= PROBLEM =
The answer must be every line of the records in which the string "accent" appears.
(SUPPLIED RECORDS Opens)
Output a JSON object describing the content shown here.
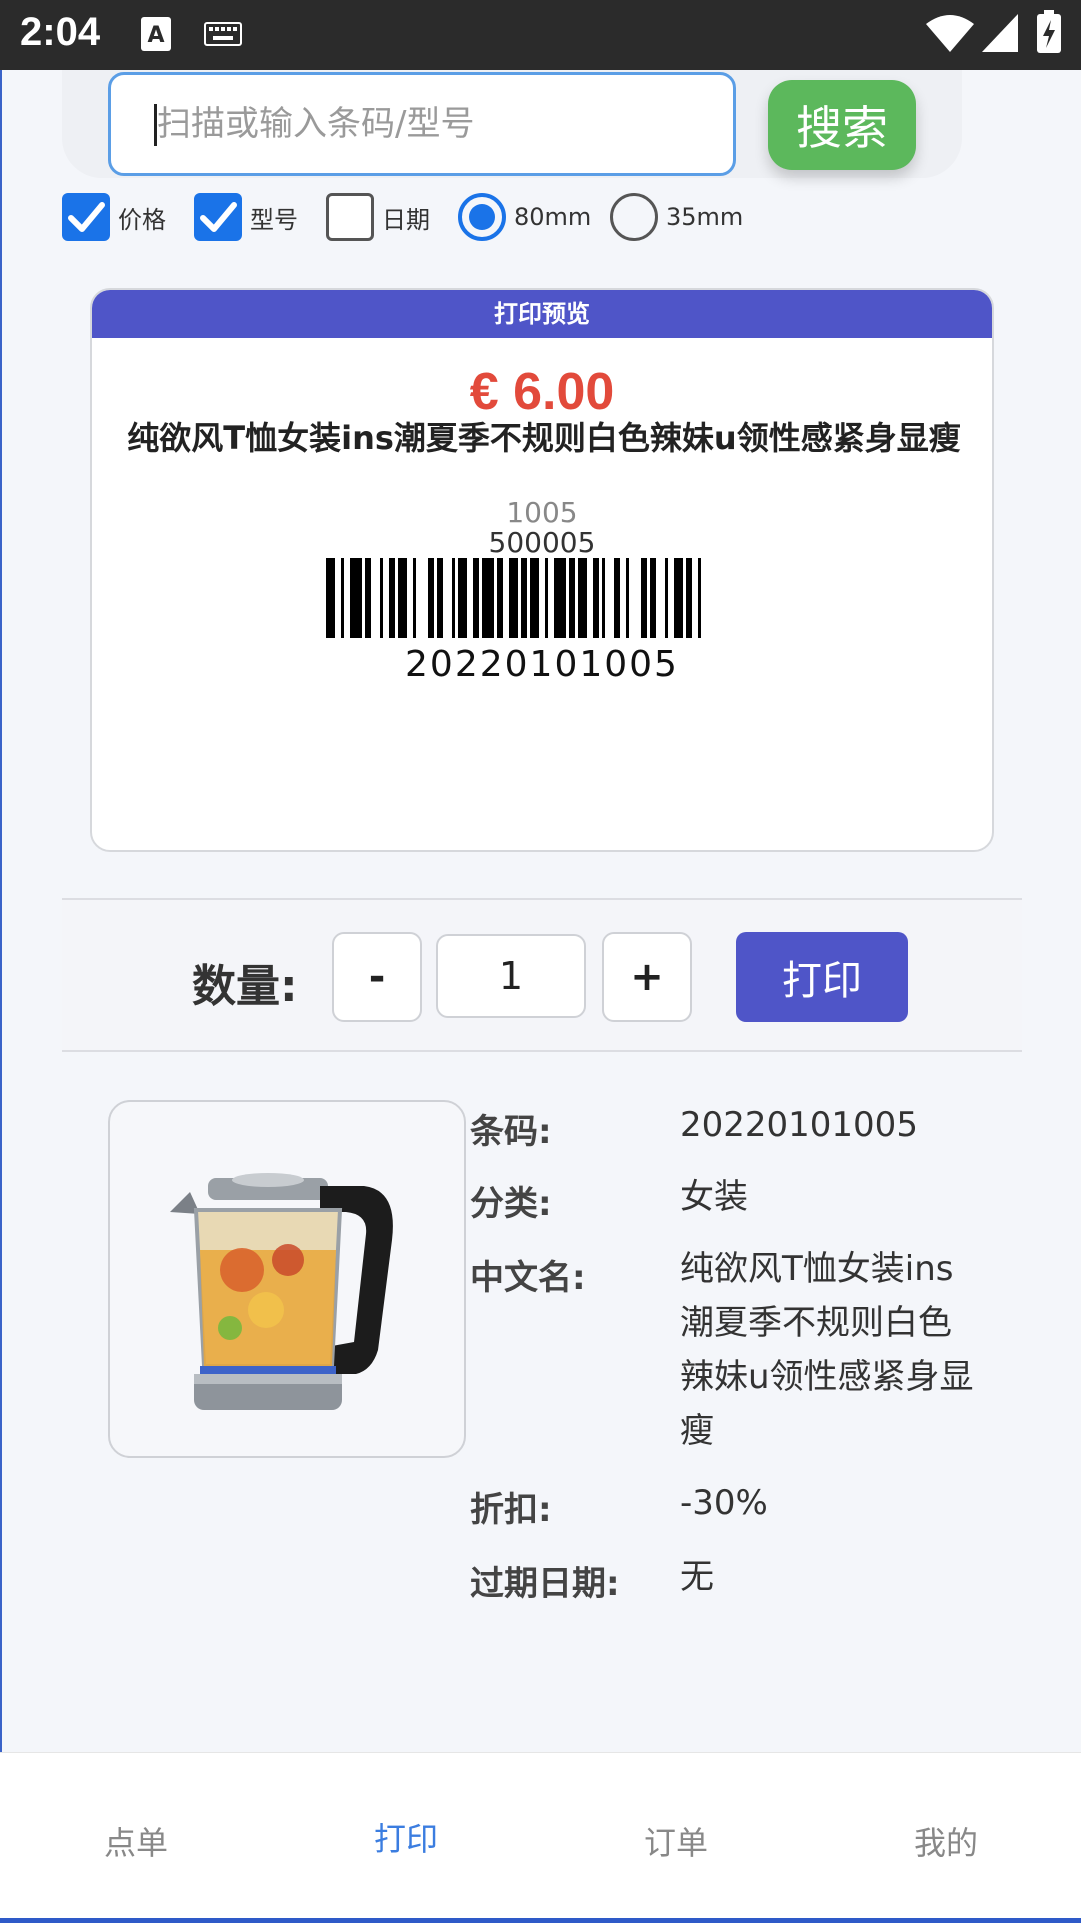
{
  "status_bar": {
    "time": "2:04"
  },
  "search": {
    "placeholder": "扫描或输入条码/型号",
    "button_label": "搜索"
  },
  "options": {
    "price": {
      "label": "价格",
      "checked": true
    },
    "model": {
      "label": "型号",
      "checked": true
    },
    "date": {
      "label": "日期",
      "checked": false
    },
    "size_80": {
      "label": "80mm",
      "selected": true
    },
    "size_35": {
      "label": "35mm",
      "selected": false
    }
  },
  "preview": {
    "header": "打印预览",
    "price": "€ 6.00",
    "name": "纯欲风T恤女装ins潮夏季不规则白色辣妹u领性感紧身显瘦",
    "model": "1005",
    "code": "500005",
    "barcode_number": "20220101005"
  },
  "quantity": {
    "label": "数量:",
    "minus": "-",
    "value": "1",
    "plus": "+",
    "print_label": "打印"
  },
  "details": {
    "barcode": {
      "label": "条码:",
      "value": "20220101005"
    },
    "category": {
      "label": "分类:",
      "value": "女装"
    },
    "cn_name": {
      "label": "中文名:",
      "value": "纯欲风T恤女装ins潮夏季不规则白色辣妹u领性感紧身显瘦"
    },
    "discount": {
      "label": "折扣:",
      "value": "-30%"
    },
    "expiry": {
      "label": "过期日期:",
      "value": "无"
    }
  },
  "nav": {
    "items": [
      {
        "label": "点单",
        "active": false
      },
      {
        "label": "打印",
        "active": true
      },
      {
        "label": "订单",
        "active": false
      },
      {
        "label": "我的",
        "active": false
      }
    ]
  },
  "colors": {
    "accent": "#4f55c8",
    "search_green": "#5cb85c",
    "checkbox_blue": "#1a73e8",
    "price_red": "#e24a3b",
    "nav_active": "#3b7de0"
  }
}
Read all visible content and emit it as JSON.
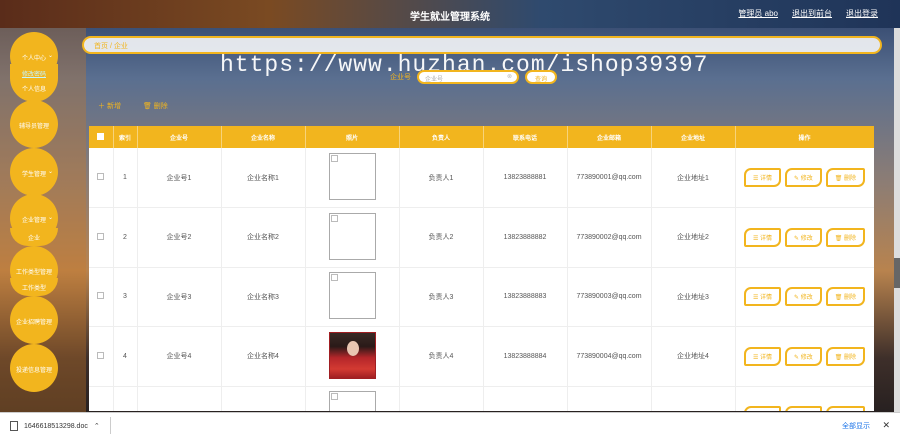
{
  "app": {
    "title": "学生就业管理系统",
    "admin_link": "管理员 abo",
    "backend_link": "退出到前台",
    "logout_link": "退出登录"
  },
  "sidebar": {
    "menus": [
      {
        "label": "个人中心",
        "sub": [
          "修改密码",
          "个人信息"
        ]
      },
      {
        "label": "辅导员管理"
      },
      {
        "label": "学生管理"
      },
      {
        "label": "企业管理",
        "sub": [
          "企业"
        ]
      },
      {
        "label": "工作类型管理",
        "sub": [
          "工作类型"
        ]
      },
      {
        "label": "企业招聘管理"
      },
      {
        "label": "投递信息管理"
      }
    ]
  },
  "breadcrumb": {
    "home": "首页",
    "sep": "/",
    "current": "企业"
  },
  "watermark": "https://www.huzhan.com/ishop39397",
  "search": {
    "label": "企业号",
    "placeholder": "企业号",
    "button": "查询"
  },
  "actions": {
    "add": "新增",
    "delete": "删除"
  },
  "table": {
    "headers": [
      "索引",
      "企业号",
      "企业名称",
      "照片",
      "负责人",
      "联系电话",
      "企业邮箱",
      "企业地址",
      "操作"
    ],
    "rows": [
      {
        "idx": "1",
        "no": "企业号1",
        "name": "企业名称1",
        "manager": "负责人1",
        "phone": "13823888881",
        "email": "773890001@qq.com",
        "addr": "企业地址1",
        "photo": "broken"
      },
      {
        "idx": "2",
        "no": "企业号2",
        "name": "企业名称2",
        "manager": "负责人2",
        "phone": "13823888882",
        "email": "773890002@qq.com",
        "addr": "企业地址2",
        "photo": "broken"
      },
      {
        "idx": "3",
        "no": "企业号3",
        "name": "企业名称3",
        "manager": "负责人3",
        "phone": "13823888883",
        "email": "773890003@qq.com",
        "addr": "企业地址3",
        "photo": "broken"
      },
      {
        "idx": "4",
        "no": "企业号4",
        "name": "企业名称4",
        "manager": "负责人4",
        "phone": "13823888884",
        "email": "773890004@qq.com",
        "addr": "企业地址4",
        "photo": "real"
      }
    ],
    "op_labels": {
      "detail": "详情",
      "edit": "修改",
      "delete": "删除"
    }
  },
  "download": {
    "file": "1646618513298.doc",
    "show_all": "全部显示"
  },
  "colors": {
    "accent": "#f2b51e"
  }
}
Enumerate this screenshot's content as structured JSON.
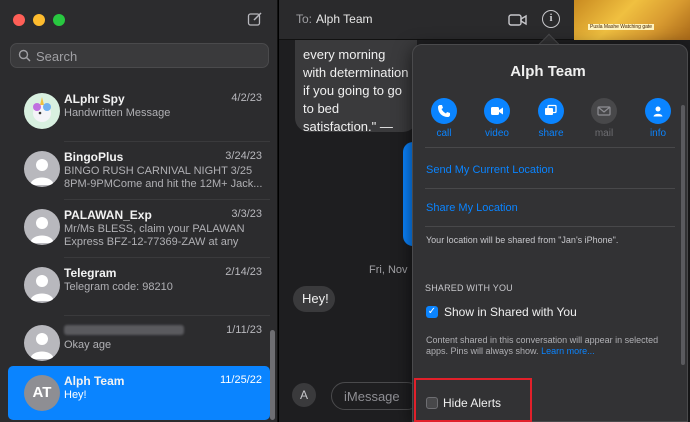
{
  "window": {
    "traffic_lights": [
      "#ff5f57",
      "#febc2e",
      "#28c840"
    ]
  },
  "search": {
    "placeholder": "Search"
  },
  "conversations": [
    {
      "name": "ALphr Spy",
      "date": "4/2/23",
      "preview": "Handwritten Message",
      "avatar": "unicorn-avatar"
    },
    {
      "name": "BingoPlus",
      "date": "3/24/23",
      "preview": "BINGO RUSH CARNIVAL NIGHT 3/25 8PM-9PMCome and hit the 12M+ Jack..."
    },
    {
      "name": "PALAWAN_Exp",
      "date": "3/3/23",
      "preview": "Mr/Ms BLESS, claim your PALAWAN Express BFZ-12-77369-ZAW at any Pal..."
    },
    {
      "name": "Telegram",
      "date": "2/14/23",
      "preview": "Telegram code: 98210"
    },
    {
      "name": "",
      "date": "1/11/23",
      "preview": "Okay age",
      "name_blurred": true
    },
    {
      "name": "Alph Team",
      "date": "11/25/22",
      "preview": "Hey!",
      "initials": "AT",
      "selected": true
    }
  ],
  "header": {
    "to_label": "To:",
    "recipient": "Alph Team"
  },
  "chat": {
    "quote_text": "every morning with determination if you going to go to bed satisfaction.\" —Geo Lorimer",
    "day_stamp": "Fri, Nov",
    "message": "Hey!",
    "input_placeholder": "iMessage"
  },
  "details": {
    "title": "Alph Team",
    "actions": [
      {
        "label": "call",
        "icon": "phone-icon",
        "enabled": true
      },
      {
        "label": "video",
        "icon": "video-icon",
        "enabled": true
      },
      {
        "label": "share",
        "icon": "share-screen-icon",
        "enabled": true
      },
      {
        "label": "mail",
        "icon": "mail-icon",
        "enabled": false
      },
      {
        "label": "info",
        "icon": "person-icon",
        "enabled": true
      }
    ],
    "send_location": "Send My Current Location",
    "share_location": "Share My Location",
    "location_note": "Your location will be shared from \"Jan's iPhone\".",
    "shared_header": "SHARED WITH YOU",
    "show_in_shared": "Show in Shared with You",
    "show_in_shared_checked": true,
    "shared_note": "Content shared in this conversation will appear in selected apps. Pins will always show.",
    "learn_more": "Learn more...",
    "hide_alerts": "Hide Alerts",
    "hide_alerts_checked": false
  },
  "thumbnail_caption": "Pusla Mashe Watching gate"
}
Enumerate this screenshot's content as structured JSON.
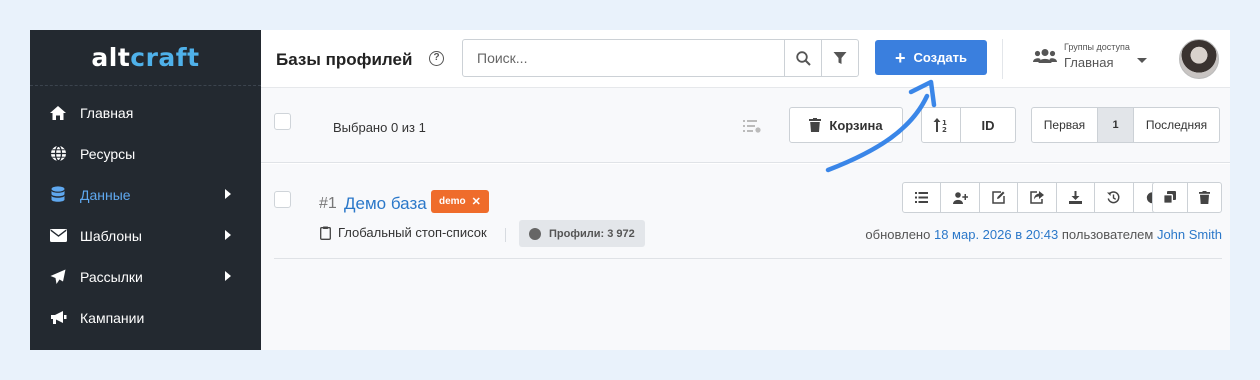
{
  "sidebar": {
    "logo": {
      "part1": "alt",
      "part2": "craft"
    },
    "items": [
      {
        "label": "Главная",
        "icon": "home-icon"
      },
      {
        "label": "Ресурсы",
        "icon": "globe-icon"
      },
      {
        "label": "Данные",
        "icon": "database-icon",
        "active": true,
        "has_submenu": true
      },
      {
        "label": "Шаблоны",
        "icon": "envelope-icon",
        "has_submenu": true
      },
      {
        "label": "Рассылки",
        "icon": "paper-plane-icon",
        "has_submenu": true
      },
      {
        "label": "Кампании",
        "icon": "megaphone-icon"
      }
    ]
  },
  "header": {
    "title": "Базы профилей",
    "search_placeholder": "Поиск...",
    "create_label": "Создать",
    "access_caption": "Группы доступа",
    "access_value": "Главная"
  },
  "toolbar": {
    "selected_text": "Выбрано 0 из 1",
    "trash_label": "Корзина",
    "sort_field": "ID",
    "pager": {
      "first": "Первая",
      "current": "1",
      "last": "Последняя"
    }
  },
  "rows": [
    {
      "number": "#1",
      "name": "Демо база",
      "tag": "demo",
      "stoplist": "Глобальный стоп-список",
      "profiles": "Профили: 3 972",
      "updated_prefix": "обновлено",
      "updated_date": "18 мар. 2026 в 20:43",
      "updated_by_prefix": "пользователем",
      "updated_by": "John Smith"
    }
  ],
  "colors": {
    "sidebar_bg": "#232930",
    "accent": "#3a7fde",
    "tag": "#ef6c2b",
    "link": "#2b78c9"
  }
}
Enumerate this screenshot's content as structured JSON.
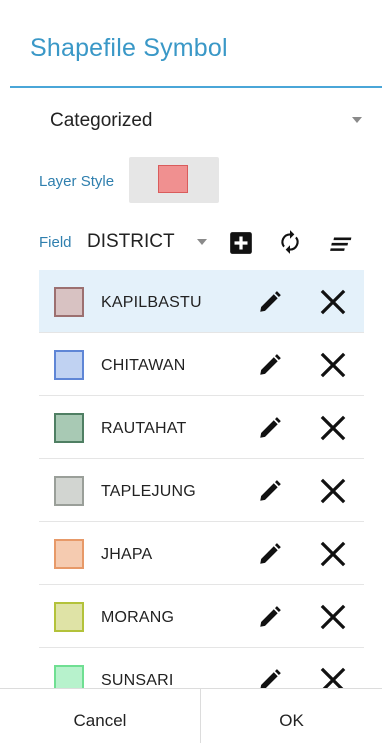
{
  "dialog": {
    "title": "Shapefile Symbol"
  },
  "renderer": {
    "selected": "Categorized"
  },
  "layer_style": {
    "label": "Layer Style",
    "fill_color": "#f09090",
    "border_color": "#d95c5c"
  },
  "field": {
    "label": "Field",
    "value": "DISTRICT",
    "actions": {
      "add": "plus-box-icon",
      "refresh": "refresh-icon",
      "sort": "sort-lines-icon"
    }
  },
  "categories": [
    {
      "label": "KAPILBASTU",
      "fill": "#d8c2c2",
      "border": "#9c7070",
      "selected": true
    },
    {
      "label": "CHITAWAN",
      "fill": "#c0d2f2",
      "border": "#5f86d6",
      "selected": false
    },
    {
      "label": "RAUTAHAT",
      "fill": "#a8c9b4",
      "border": "#4f7f63",
      "selected": false
    },
    {
      "label": "TAPLEJUNG",
      "fill": "#d2d5d1",
      "border": "#9a9f99",
      "selected": false
    },
    {
      "label": "JHAPA",
      "fill": "#f5cbb0",
      "border": "#e79968",
      "selected": false
    },
    {
      "label": "MORANG",
      "fill": "#dfe3a6",
      "border": "#b3c23a",
      "selected": false
    },
    {
      "label": "SUNSARI",
      "fill": "#b7f2cc",
      "border": "#6fdf92",
      "selected": false
    }
  ],
  "footer": {
    "cancel": "Cancel",
    "ok": "OK"
  }
}
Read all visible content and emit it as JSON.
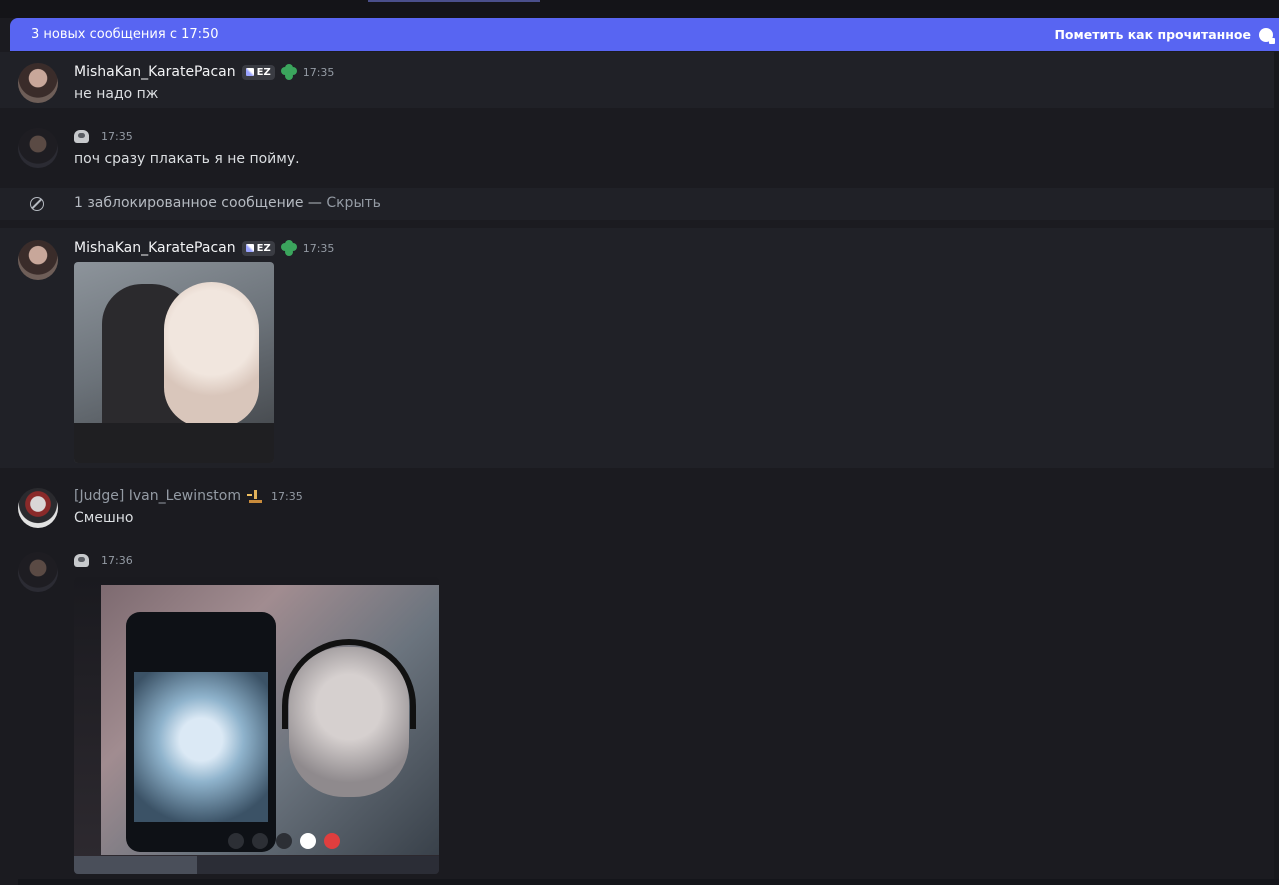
{
  "banner": {
    "text": "3 новых сообщения с 17:50",
    "mark_read": "Пометить как прочитанное"
  },
  "messages": [
    {
      "author": "MishaKan_KaratePacan",
      "tag": "EZ",
      "time": "17:35",
      "text": "не надо пж"
    },
    {
      "author": "",
      "time": "17:35",
      "text": "поч сразу плакать я не пойму."
    },
    {
      "blocked_text": "1 заблокированное сообщение — ",
      "hide": "Скрыть"
    },
    {
      "author": "MishaKan_KaratePacan",
      "tag": "EZ",
      "time": "17:35",
      "attachment": "gif-hamster"
    },
    {
      "author": "[Judge] Ivan_Lewinstom",
      "time": "17:35",
      "text": "Смешно"
    },
    {
      "author": "",
      "time": "17:36",
      "attachment": "gif-videocall"
    }
  ],
  "colors": {
    "accent": "#5865f2",
    "background": "#1b1b20",
    "highlight_row": "#202127",
    "danger": "#e03e3e"
  }
}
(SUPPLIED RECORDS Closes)
= SOLUTION TO THIS PROBLEM =
    "accent": "#4f55c8",
    "accent": "#f2b51e"
    "accent": "#3a7fde",
    "accent": "#5865f2",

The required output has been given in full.